• Input for this task:
Segment Open
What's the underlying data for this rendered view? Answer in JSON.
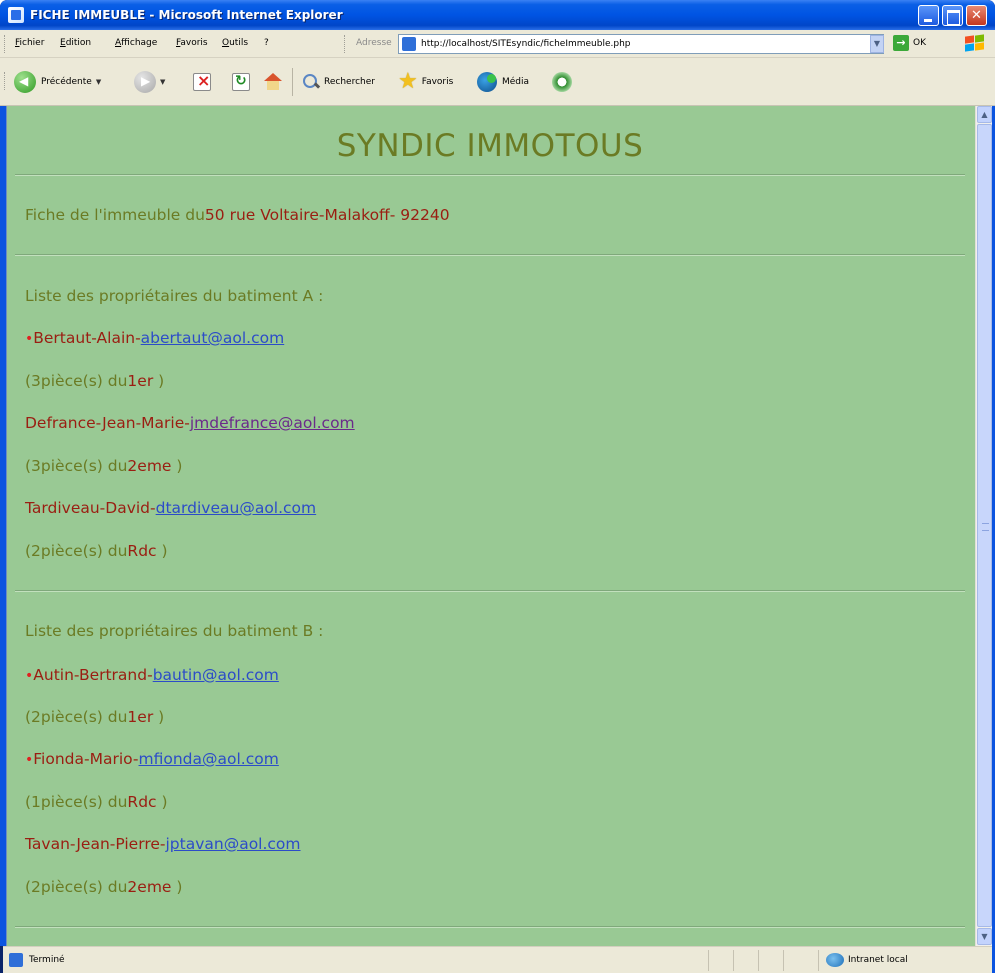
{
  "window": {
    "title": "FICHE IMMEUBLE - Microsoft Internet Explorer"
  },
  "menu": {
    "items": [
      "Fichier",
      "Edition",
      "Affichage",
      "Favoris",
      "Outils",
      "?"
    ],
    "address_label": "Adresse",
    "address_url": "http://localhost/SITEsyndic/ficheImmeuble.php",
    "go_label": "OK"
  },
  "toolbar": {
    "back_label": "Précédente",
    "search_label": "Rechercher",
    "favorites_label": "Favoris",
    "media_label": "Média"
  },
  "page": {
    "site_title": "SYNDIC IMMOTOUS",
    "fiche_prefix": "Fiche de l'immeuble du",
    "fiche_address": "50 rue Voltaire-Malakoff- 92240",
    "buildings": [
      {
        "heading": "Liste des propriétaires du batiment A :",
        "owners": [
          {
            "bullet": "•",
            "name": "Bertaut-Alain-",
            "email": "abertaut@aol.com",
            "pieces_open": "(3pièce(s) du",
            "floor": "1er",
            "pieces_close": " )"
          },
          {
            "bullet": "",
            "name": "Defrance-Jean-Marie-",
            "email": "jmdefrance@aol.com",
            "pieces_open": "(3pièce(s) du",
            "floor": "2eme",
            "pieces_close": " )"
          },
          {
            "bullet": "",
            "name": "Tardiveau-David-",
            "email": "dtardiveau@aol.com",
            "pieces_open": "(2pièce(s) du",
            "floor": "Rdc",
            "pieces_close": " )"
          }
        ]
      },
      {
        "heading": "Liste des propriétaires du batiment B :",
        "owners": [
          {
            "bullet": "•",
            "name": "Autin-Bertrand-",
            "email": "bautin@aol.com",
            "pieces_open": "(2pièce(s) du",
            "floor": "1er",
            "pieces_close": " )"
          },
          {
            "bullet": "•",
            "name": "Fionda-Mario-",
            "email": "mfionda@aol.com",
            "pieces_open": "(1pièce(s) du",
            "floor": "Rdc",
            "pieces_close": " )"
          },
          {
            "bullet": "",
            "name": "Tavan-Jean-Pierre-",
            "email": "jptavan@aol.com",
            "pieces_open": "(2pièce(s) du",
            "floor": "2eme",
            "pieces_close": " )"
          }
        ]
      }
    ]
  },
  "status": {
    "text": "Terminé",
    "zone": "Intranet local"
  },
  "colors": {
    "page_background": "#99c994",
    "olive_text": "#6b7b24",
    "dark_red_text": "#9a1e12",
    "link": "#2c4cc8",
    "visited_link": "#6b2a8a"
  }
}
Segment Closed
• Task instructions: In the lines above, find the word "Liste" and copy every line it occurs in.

• Exercise output:
        "heading": "Liste des propriétaires du batiment A :",
        "heading": "Liste des propriétaires du batiment B :",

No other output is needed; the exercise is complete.